**Instructions to follow:** Would you reproduce every record exactly, leaving out the pictures?

▬▬▬

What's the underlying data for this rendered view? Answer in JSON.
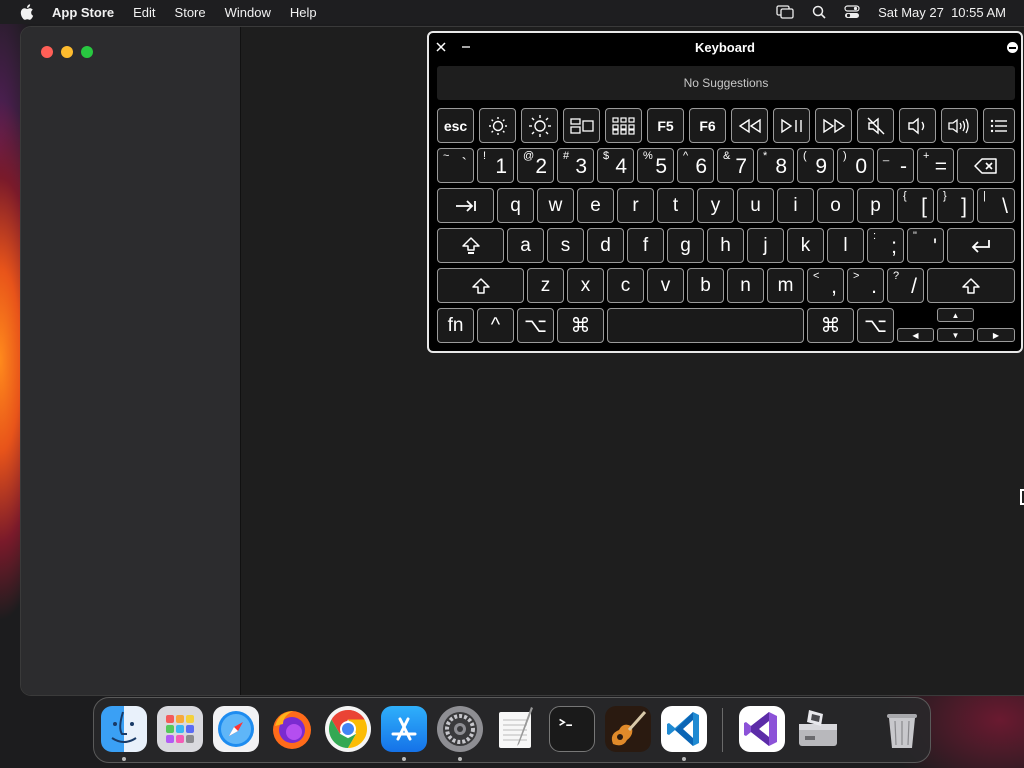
{
  "menubar": {
    "app_name": "App Store",
    "items": [
      "Edit",
      "Store",
      "Window",
      "Help"
    ],
    "datetime": "Sat May 27  10:55 AM"
  },
  "keyboard_viewer": {
    "title": "Keyboard",
    "suggestions": "No Suggestions",
    "function_row": [
      "esc",
      "brightness-down-icon",
      "brightness-up-icon",
      "mission-control-icon",
      "launchpad-icon",
      "F5",
      "F6",
      "rewind-icon",
      "play-pause-icon",
      "fast-forward-icon",
      "mute-icon",
      "volume-down-icon",
      "volume-up-icon",
      "menu-icon"
    ],
    "number_row": [
      {
        "shift": "~",
        "main": "`"
      },
      {
        "shift": "!",
        "main": "1"
      },
      {
        "shift": "@",
        "main": "2"
      },
      {
        "shift": "#",
        "main": "3"
      },
      {
        "shift": "$",
        "main": "4"
      },
      {
        "shift": "%",
        "main": "5"
      },
      {
        "shift": "^",
        "main": "6"
      },
      {
        "shift": "&",
        "main": "7"
      },
      {
        "shift": "*",
        "main": "8"
      },
      {
        "shift": "(",
        "main": "9"
      },
      {
        "shift": ")",
        "main": "0"
      },
      {
        "shift": "_",
        "main": "-"
      },
      {
        "shift": "+",
        "main": "="
      }
    ],
    "top_row": [
      "q",
      "w",
      "e",
      "r",
      "t",
      "y",
      "u",
      "i",
      "o",
      "p"
    ],
    "top_row_symbols": [
      {
        "shift": "{",
        "main": "["
      },
      {
        "shift": "}",
        "main": "]"
      },
      {
        "shift": "|",
        "main": "\\"
      }
    ],
    "home_row": [
      "a",
      "s",
      "d",
      "f",
      "g",
      "h",
      "j",
      "k",
      "l"
    ],
    "home_row_symbols": [
      {
        "shift": ":",
        "main": ";"
      },
      {
        "shift": "\"",
        "main": "'"
      }
    ],
    "bottom_row": [
      "z",
      "x",
      "c",
      "v",
      "b",
      "n",
      "m"
    ],
    "bottom_row_symbols": [
      {
        "shift": "<",
        "main": ","
      },
      {
        "shift": ">",
        "main": "."
      },
      {
        "shift": "?",
        "main": "/"
      }
    ],
    "modifier_row": {
      "fn": "fn",
      "control": "^",
      "option": "⌥",
      "command": "⌘"
    }
  },
  "dock": {
    "apps": [
      "Finder",
      "Launchpad",
      "Safari",
      "Firefox",
      "Google Chrome",
      "App Store",
      "System Settings",
      "TextEdit",
      "Terminal",
      "GarageBand",
      "Visual Studio Code",
      "Visual Studio",
      "Boot Camp Assistant",
      "Trash"
    ]
  }
}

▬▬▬

**Reply to the task:**
What's the underlying data for this rendered view? Answer in JSON.
{
  "menubar": {
    "app_name": "App Store",
    "items": [
      "Edit",
      "Store",
      "Window",
      "Help"
    ],
    "datetime": "Sat May 27  10:55 AM"
  },
  "keyboard_viewer": {
    "title": "Keyboard",
    "suggestions": "No Suggestions",
    "function_row": [
      "esc",
      "brightness-down-icon",
      "brightness-up-icon",
      "mission-control-icon",
      "launchpad-icon",
      "F5",
      "F6",
      "rewind-icon",
      "play-pause-icon",
      "fast-forward-icon",
      "mute-icon",
      "volume-down-icon",
      "volume-up-icon",
      "menu-icon"
    ],
    "number_row": [
      {
        "shift": "~",
        "main": "`"
      },
      {
        "shift": "!",
        "main": "1"
      },
      {
        "shift": "@",
        "main": "2"
      },
      {
        "shift": "#",
        "main": "3"
      },
      {
        "shift": "$",
        "main": "4"
      },
      {
        "shift": "%",
        "main": "5"
      },
      {
        "shift": "^",
        "main": "6"
      },
      {
        "shift": "&",
        "main": "7"
      },
      {
        "shift": "*",
        "main": "8"
      },
      {
        "shift": "(",
        "main": "9"
      },
      {
        "shift": ")",
        "main": "0"
      },
      {
        "shift": "_",
        "main": "-"
      },
      {
        "shift": "+",
        "main": "="
      }
    ],
    "top_row": [
      "q",
      "w",
      "e",
      "r",
      "t",
      "y",
      "u",
      "i",
      "o",
      "p"
    ],
    "top_row_symbols": [
      {
        "shift": "{",
        "main": "["
      },
      {
        "shift": "}",
        "main": "]"
      },
      {
        "shift": "|",
        "main": "\\"
      }
    ],
    "home_row": [
      "a",
      "s",
      "d",
      "f",
      "g",
      "h",
      "j",
      "k",
      "l"
    ],
    "home_row_symbols": [
      {
        "shift": ":",
        "main": ";"
      },
      {
        "shift": "\"",
        "main": "'"
      }
    ],
    "bottom_row": [
      "z",
      "x",
      "c",
      "v",
      "b",
      "n",
      "m"
    ],
    "bottom_row_symbols": [
      {
        "shift": "<",
        "main": ","
      },
      {
        "shift": ">",
        "main": "."
      },
      {
        "shift": "?",
        "main": "/"
      }
    ],
    "modifier_row": {
      "fn": "fn",
      "control": "^",
      "option": "⌥",
      "command": "⌘"
    }
  },
  "dock": {
    "apps": [
      "Finder",
      "Launchpad",
      "Safari",
      "Firefox",
      "Google Chrome",
      "App Store",
      "System Settings",
      "TextEdit",
      "Terminal",
      "GarageBand",
      "Visual Studio Code",
      "Visual Studio",
      "Boot Camp Assistant",
      "Trash"
    ]
  }
}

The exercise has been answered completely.